WHAT TO DO. Could you repeat the records below exactly, leaving out any pictures?

EXERCISE DATA.
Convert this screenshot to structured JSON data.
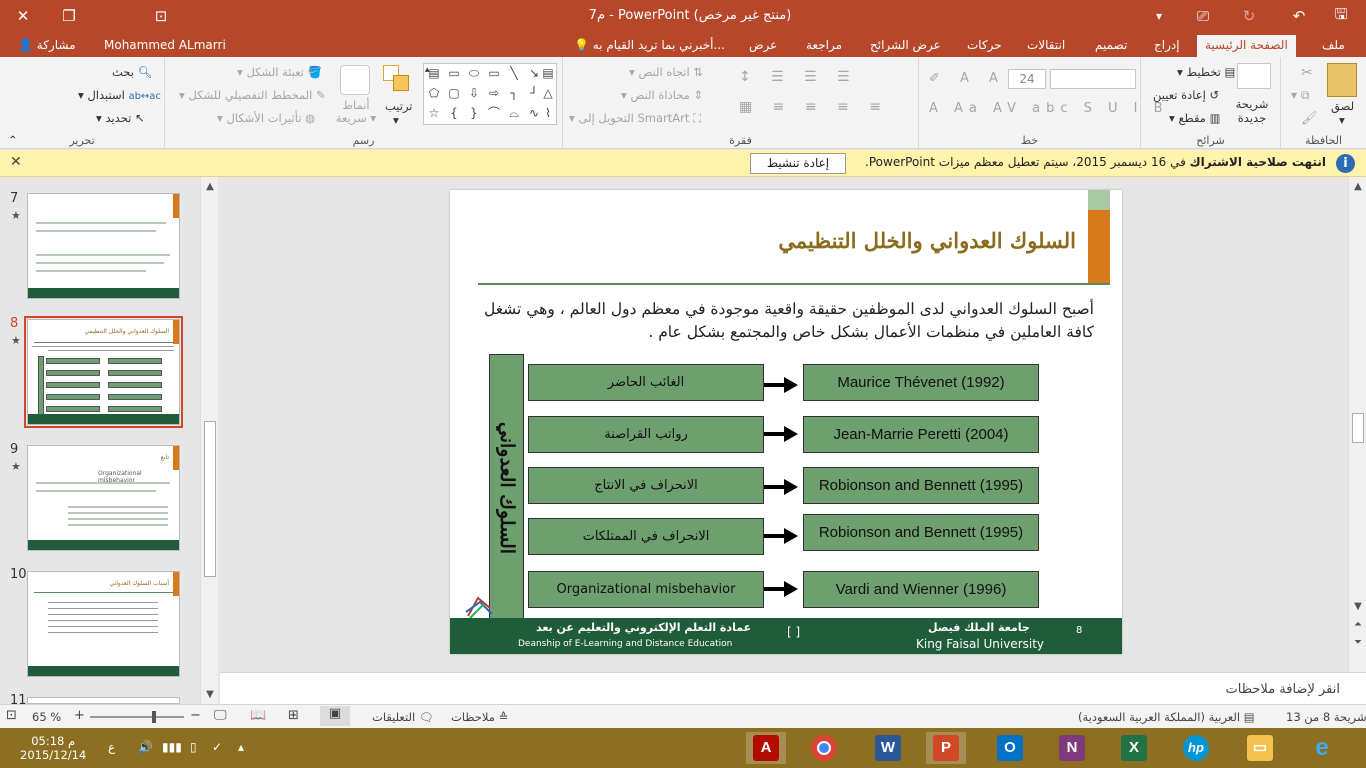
{
  "window": {
    "title": "م7 - PowerPoint (منتج غير مرخص)"
  },
  "tabs": [
    {
      "label": "ملف"
    },
    {
      "label": "الصفحة الرئيسية",
      "active": true
    },
    {
      "label": "إدراج"
    },
    {
      "label": "تصميم"
    },
    {
      "label": "انتقالات"
    },
    {
      "label": "حركات"
    },
    {
      "label": "عرض الشرائح"
    },
    {
      "label": "مراجعة"
    },
    {
      "label": "عرض"
    }
  ],
  "tell_me": "أخبرني بما تريد القيام به...",
  "user_name": "Mohammed ALmarri",
  "share_label": "مشاركة",
  "ribbon": {
    "clipboard": {
      "label": "الحافظة",
      "paste": "لصق"
    },
    "slides": {
      "label": "شرائح",
      "new_slide": "شريحة جديدة",
      "layout": "تخطيط",
      "reset": "إعادة تعيين",
      "section": "مقطع"
    },
    "font": {
      "label": "خط",
      "size": "24"
    },
    "paragraph": {
      "label": "فقرة",
      "text_direction": "اتجاه النص",
      "align_text": "محاذاة النص",
      "smartart": "التحويل إلى SmartArt"
    },
    "drawing": {
      "label": "رسم",
      "arrange": "ترتيب",
      "quick_styles": "أنماط سريعة",
      "shape_fill": "تعبئة الشكل",
      "shape_outline": "المخطط التفصيلي للشكل",
      "shape_effects": "تأثيرات الأشكال"
    },
    "editing": {
      "label": "تحرير",
      "find": "بحث",
      "replace": "استبدال",
      "select": "تحديد"
    }
  },
  "infobar": {
    "bold": "انتهت صلاحية الاشتراك",
    "message": "في  16 ديسمبر 2015، سيتم تعطيل معظم ميزات PowerPoint.",
    "button": "إعادة تنشيط"
  },
  "thumbnails": [
    {
      "number": "7",
      "star": "★"
    },
    {
      "number": "8",
      "star": "★",
      "selected": true
    },
    {
      "number": "9",
      "star": "★"
    },
    {
      "number": "10",
      "star": ""
    },
    {
      "number": "11",
      "star": ""
    }
  ],
  "thumb_text": {
    "slide8_title": "السلوك العدواني والخلل التنظيمي",
    "slide9_title": "تابع",
    "slide9_sub": "Organizational misbehavior",
    "slide10_title": "أسباب السلوك العدواني"
  },
  "slide": {
    "title": "السلوك العدواني والخلل التنظيمي",
    "body": "أصبح السلوك العدواني لدى الموظفين حقيقة واقعية موجودة في معظم دول العالم ، وهي تشغل كافة العاملين في منظمات الأعمال بشكل خاص والمجتمع بشكل عام .",
    "side_label": "السلوك العدواني",
    "rows": [
      {
        "left": "الغائب الحاضر",
        "right": "Maurice Thévenet (1992)"
      },
      {
        "left": "رواتب القراصنة",
        "right": "Jean-Marrie Peretti (2004)"
      },
      {
        "left": "الانحراف في الانتاج",
        "right": "Robionson and Bennett (1995)"
      },
      {
        "left": "الانحراف في الممتلكات",
        "right": "Robionson and Bennett (1995)"
      },
      {
        "left": "Organizational misbehavior",
        "right": "Vardi and Wienner (1996)"
      }
    ],
    "footer": {
      "deanship_ar": "عمادة التعلم الإلكتروني والتعليم عن بعد",
      "deanship_en": "Deanship of E-Learning and Distance Education",
      "brackets": "[     ]",
      "university_ar": "جامعة الملك فيصل",
      "university_en": "King Faisal University",
      "page": "8"
    }
  },
  "notes_placeholder": "انقر لإضافة ملاحظات",
  "status": {
    "slide_of": "شريحة 8 من 13",
    "language": "العربية (المملكة العربية السعودية)",
    "notes": "ملاحظات",
    "comments": "التعليقات",
    "zoom": "65 %"
  },
  "taskbar": {
    "time": "05:18 م",
    "date": "2015/12/14",
    "lang": "ع"
  },
  "colors": {
    "brand": "#b7472a",
    "slide_green": "#6e9f6e",
    "footer_green": "#1e5c3a",
    "title_gold": "#8a6d1c",
    "accent_orange": "#d87a1c"
  }
}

OUTPUT FOR THIS TASK.
Convert this screenshot to structured JSON data.
{
  "window": {
    "title": "م7 - PowerPoint (منتج غير مرخص)"
  },
  "tabs": [
    {
      "label": "ملف"
    },
    {
      "label": "الصفحة الرئيسية",
      "active": true
    },
    {
      "label": "إدراج"
    },
    {
      "label": "تصميم"
    },
    {
      "label": "انتقالات"
    },
    {
      "label": "حركات"
    },
    {
      "label": "عرض الشرائح"
    },
    {
      "label": "مراجعة"
    },
    {
      "label": "عرض"
    }
  ],
  "tell_me": "أخبرني بما تريد القيام به...",
  "user_name": "Mohammed ALmarri",
  "share_label": "مشاركة",
  "ribbon": {
    "clipboard": {
      "label": "الحافظة",
      "paste": "لصق"
    },
    "slides": {
      "label": "شرائح",
      "new_slide": "شريحة جديدة",
      "layout": "تخطيط",
      "reset": "إعادة تعيين",
      "section": "مقطع"
    },
    "font": {
      "label": "خط",
      "size": "24"
    },
    "paragraph": {
      "label": "فقرة",
      "text_direction": "اتجاه النص",
      "align_text": "محاذاة النص",
      "smartart": "التحويل إلى SmartArt"
    },
    "drawing": {
      "label": "رسم",
      "arrange": "ترتيب",
      "quick_styles": "أنماط سريعة",
      "shape_fill": "تعبئة الشكل",
      "shape_outline": "المخطط التفصيلي للشكل",
      "shape_effects": "تأثيرات الأشكال"
    },
    "editing": {
      "label": "تحرير",
      "find": "بحث",
      "replace": "استبدال",
      "select": "تحديد"
    }
  },
  "infobar": {
    "bold": "انتهت صلاحية الاشتراك",
    "message": "في  16 ديسمبر 2015، سيتم تعطيل معظم ميزات PowerPoint.",
    "button": "إعادة تنشيط"
  },
  "thumbnails": [
    {
      "number": "7",
      "star": "★"
    },
    {
      "number": "8",
      "star": "★",
      "selected": true
    },
    {
      "number": "9",
      "star": "★"
    },
    {
      "number": "10",
      "star": ""
    },
    {
      "number": "11",
      "star": ""
    }
  ],
  "thumb_text": {
    "slide8_title": "السلوك العدواني والخلل التنظيمي",
    "slide9_title": "تابع",
    "slide9_sub": "Organizational misbehavior",
    "slide10_title": "أسباب السلوك العدواني"
  },
  "slide": {
    "title": "السلوك العدواني والخلل التنظيمي",
    "body": "أصبح السلوك العدواني لدى الموظفين حقيقة واقعية موجودة في معظم دول العالم ، وهي تشغل كافة العاملين في منظمات الأعمال بشكل خاص والمجتمع بشكل عام .",
    "side_label": "السلوك العدواني",
    "rows": [
      {
        "left": "الغائب الحاضر",
        "right": "Maurice Thévenet (1992)"
      },
      {
        "left": "رواتب القراصنة",
        "right": "Jean-Marrie Peretti (2004)"
      },
      {
        "left": "الانحراف في الانتاج",
        "right": "Robionson and Bennett (1995)"
      },
      {
        "left": "الانحراف في الممتلكات",
        "right": "Robionson and Bennett (1995)"
      },
      {
        "left": "Organizational misbehavior",
        "right": "Vardi and Wienner (1996)"
      }
    ],
    "footer": {
      "deanship_ar": "عمادة التعلم الإلكتروني والتعليم عن بعد",
      "deanship_en": "Deanship of E-Learning and Distance Education",
      "brackets": "[     ]",
      "university_ar": "جامعة الملك فيصل",
      "university_en": "King Faisal University",
      "page": "8"
    }
  },
  "notes_placeholder": "انقر لإضافة ملاحظات",
  "status": {
    "slide_of": "شريحة 8 من 13",
    "language": "العربية (المملكة العربية السعودية)",
    "notes": "ملاحظات",
    "comments": "التعليقات",
    "zoom": "65 %"
  },
  "taskbar": {
    "time": "05:18 م",
    "date": "2015/12/14",
    "lang": "ع"
  },
  "colors": {
    "brand": "#b7472a",
    "slide_green": "#6e9f6e",
    "footer_green": "#1e5c3a",
    "title_gold": "#8a6d1c",
    "accent_orange": "#d87a1c"
  }
}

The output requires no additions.